## [Problem details]
Please output the full listing, character for character.

^^^^^^^^^^^^^^^^

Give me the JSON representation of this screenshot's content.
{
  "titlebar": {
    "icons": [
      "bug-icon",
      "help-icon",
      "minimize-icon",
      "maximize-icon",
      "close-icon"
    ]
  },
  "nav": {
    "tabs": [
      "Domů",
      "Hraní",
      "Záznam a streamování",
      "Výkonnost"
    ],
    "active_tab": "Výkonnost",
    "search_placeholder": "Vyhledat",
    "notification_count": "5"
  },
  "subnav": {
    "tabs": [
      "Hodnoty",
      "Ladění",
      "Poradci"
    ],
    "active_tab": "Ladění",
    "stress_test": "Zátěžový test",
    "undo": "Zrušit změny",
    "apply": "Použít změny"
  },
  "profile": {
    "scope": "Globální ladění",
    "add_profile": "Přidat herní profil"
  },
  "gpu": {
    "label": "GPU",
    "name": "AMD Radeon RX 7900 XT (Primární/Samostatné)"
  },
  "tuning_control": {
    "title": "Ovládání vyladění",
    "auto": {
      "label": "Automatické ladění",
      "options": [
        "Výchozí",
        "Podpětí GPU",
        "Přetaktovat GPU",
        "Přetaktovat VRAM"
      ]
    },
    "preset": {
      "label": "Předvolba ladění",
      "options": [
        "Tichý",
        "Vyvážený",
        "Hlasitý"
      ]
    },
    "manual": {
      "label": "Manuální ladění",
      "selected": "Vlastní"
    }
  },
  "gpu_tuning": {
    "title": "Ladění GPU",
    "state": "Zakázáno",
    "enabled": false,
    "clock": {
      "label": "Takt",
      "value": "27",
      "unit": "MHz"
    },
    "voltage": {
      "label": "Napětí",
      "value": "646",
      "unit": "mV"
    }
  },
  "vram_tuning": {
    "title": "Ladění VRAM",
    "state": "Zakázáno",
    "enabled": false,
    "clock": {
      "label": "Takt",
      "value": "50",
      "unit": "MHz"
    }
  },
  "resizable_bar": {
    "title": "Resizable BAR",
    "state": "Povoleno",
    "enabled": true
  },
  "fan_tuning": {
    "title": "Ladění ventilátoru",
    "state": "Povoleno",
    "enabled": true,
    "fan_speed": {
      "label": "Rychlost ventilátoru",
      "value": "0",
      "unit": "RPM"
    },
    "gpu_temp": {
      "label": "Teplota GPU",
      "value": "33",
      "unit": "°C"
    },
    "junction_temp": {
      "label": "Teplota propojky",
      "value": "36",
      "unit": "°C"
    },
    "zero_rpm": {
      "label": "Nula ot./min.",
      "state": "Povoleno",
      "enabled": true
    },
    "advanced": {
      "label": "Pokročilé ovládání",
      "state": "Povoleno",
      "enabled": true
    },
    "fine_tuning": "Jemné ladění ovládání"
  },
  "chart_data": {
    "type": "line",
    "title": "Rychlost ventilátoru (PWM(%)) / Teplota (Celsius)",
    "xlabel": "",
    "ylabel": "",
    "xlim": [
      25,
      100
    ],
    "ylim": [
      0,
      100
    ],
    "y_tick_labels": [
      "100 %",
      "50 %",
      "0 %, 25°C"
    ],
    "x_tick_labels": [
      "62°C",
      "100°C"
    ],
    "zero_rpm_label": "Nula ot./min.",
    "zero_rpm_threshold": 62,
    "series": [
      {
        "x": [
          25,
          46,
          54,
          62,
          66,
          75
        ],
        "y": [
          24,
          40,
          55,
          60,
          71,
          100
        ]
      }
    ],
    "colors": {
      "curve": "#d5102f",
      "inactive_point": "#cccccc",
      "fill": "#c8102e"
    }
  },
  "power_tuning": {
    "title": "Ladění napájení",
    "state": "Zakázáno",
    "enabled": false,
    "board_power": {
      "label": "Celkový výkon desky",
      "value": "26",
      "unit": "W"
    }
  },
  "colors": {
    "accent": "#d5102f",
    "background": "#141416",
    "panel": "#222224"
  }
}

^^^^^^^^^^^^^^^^

## [Answer below]
Give me the JSON representation of this screenshot's content.
{
  "titlebar": {
    "icons": [
      "bug-icon",
      "help-icon",
      "minimize-icon",
      "maximize-icon",
      "close-icon"
    ]
  },
  "nav": {
    "tabs": [
      "Domů",
      "Hraní",
      "Záznam a streamování",
      "Výkonnost"
    ],
    "active_tab": "Výkonnost",
    "search_placeholder": "Vyhledat",
    "notification_count": "5"
  },
  "subnav": {
    "tabs": [
      "Hodnoty",
      "Ladění",
      "Poradci"
    ],
    "active_tab": "Ladění",
    "stress_test": "Zátěžový test",
    "undo": "Zrušit změny",
    "apply": "Použít změny"
  },
  "profile": {
    "scope": "Globální ladění",
    "add_profile": "Přidat herní profil"
  },
  "gpu": {
    "label": "GPU",
    "name": "AMD Radeon RX 7900 XT (Primární/Samostatné)"
  },
  "tuning_control": {
    "title": "Ovládání vyladění",
    "auto": {
      "label": "Automatické ladění",
      "options": [
        "Výchozí",
        "Podpětí GPU",
        "Přetaktovat GPU",
        "Přetaktovat VRAM"
      ]
    },
    "preset": {
      "label": "Předvolba ladění",
      "options": [
        "Tichý",
        "Vyvážený",
        "Hlasitý"
      ]
    },
    "manual": {
      "label": "Manuální ladění",
      "selected": "Vlastní"
    }
  },
  "gpu_tuning": {
    "title": "Ladění GPU",
    "state": "Zakázáno",
    "enabled": false,
    "clock": {
      "label": "Takt",
      "value": "27",
      "unit": "MHz"
    },
    "voltage": {
      "label": "Napětí",
      "value": "646",
      "unit": "mV"
    }
  },
  "vram_tuning": {
    "title": "Ladění VRAM",
    "state": "Zakázáno",
    "enabled": false,
    "clock": {
      "label": "Takt",
      "value": "50",
      "unit": "MHz"
    }
  },
  "resizable_bar": {
    "title": "Resizable BAR",
    "state": "Povoleno",
    "enabled": true
  },
  "fan_tuning": {
    "title": "Ladění ventilátoru",
    "state": "Povoleno",
    "enabled": true,
    "fan_speed": {
      "label": "Rychlost ventilátoru",
      "value": "0",
      "unit": "RPM"
    },
    "gpu_temp": {
      "label": "Teplota GPU",
      "value": "33",
      "unit": "°C"
    },
    "junction_temp": {
      "label": "Teplota propojky",
      "value": "36",
      "unit": "°C"
    },
    "zero_rpm": {
      "label": "Nula ot./min.",
      "state": "Povoleno",
      "enabled": true
    },
    "advanced": {
      "label": "Pokročilé ovládání",
      "state": "Povoleno",
      "enabled": true
    },
    "fine_tuning": "Jemné ladění ovládání"
  },
  "chart_data": {
    "type": "line",
    "title": "Rychlost ventilátoru (PWM(%)) / Teplota (Celsius)",
    "xlabel": "",
    "ylabel": "",
    "xlim": [
      25,
      100
    ],
    "ylim": [
      0,
      100
    ],
    "y_tick_labels": [
      "100 %",
      "50 %",
      "0 %, 25°C"
    ],
    "x_tick_labels": [
      "62°C",
      "100°C"
    ],
    "zero_rpm_label": "Nula ot./min.",
    "zero_rpm_threshold": 62,
    "series": [
      {
        "x": [
          25,
          46,
          54,
          62,
          66,
          75
        ],
        "y": [
          24,
          40,
          55,
          60,
          71,
          100
        ]
      }
    ],
    "colors": {
      "curve": "#d5102f",
      "inactive_point": "#cccccc",
      "fill": "#c8102e"
    }
  },
  "power_tuning": {
    "title": "Ladění napájení",
    "state": "Zakázáno",
    "enabled": false,
    "board_power": {
      "label": "Celkový výkon desky",
      "value": "26",
      "unit": "W"
    }
  },
  "colors": {
    "accent": "#d5102f",
    "background": "#141416",
    "panel": "#222224"
  }
}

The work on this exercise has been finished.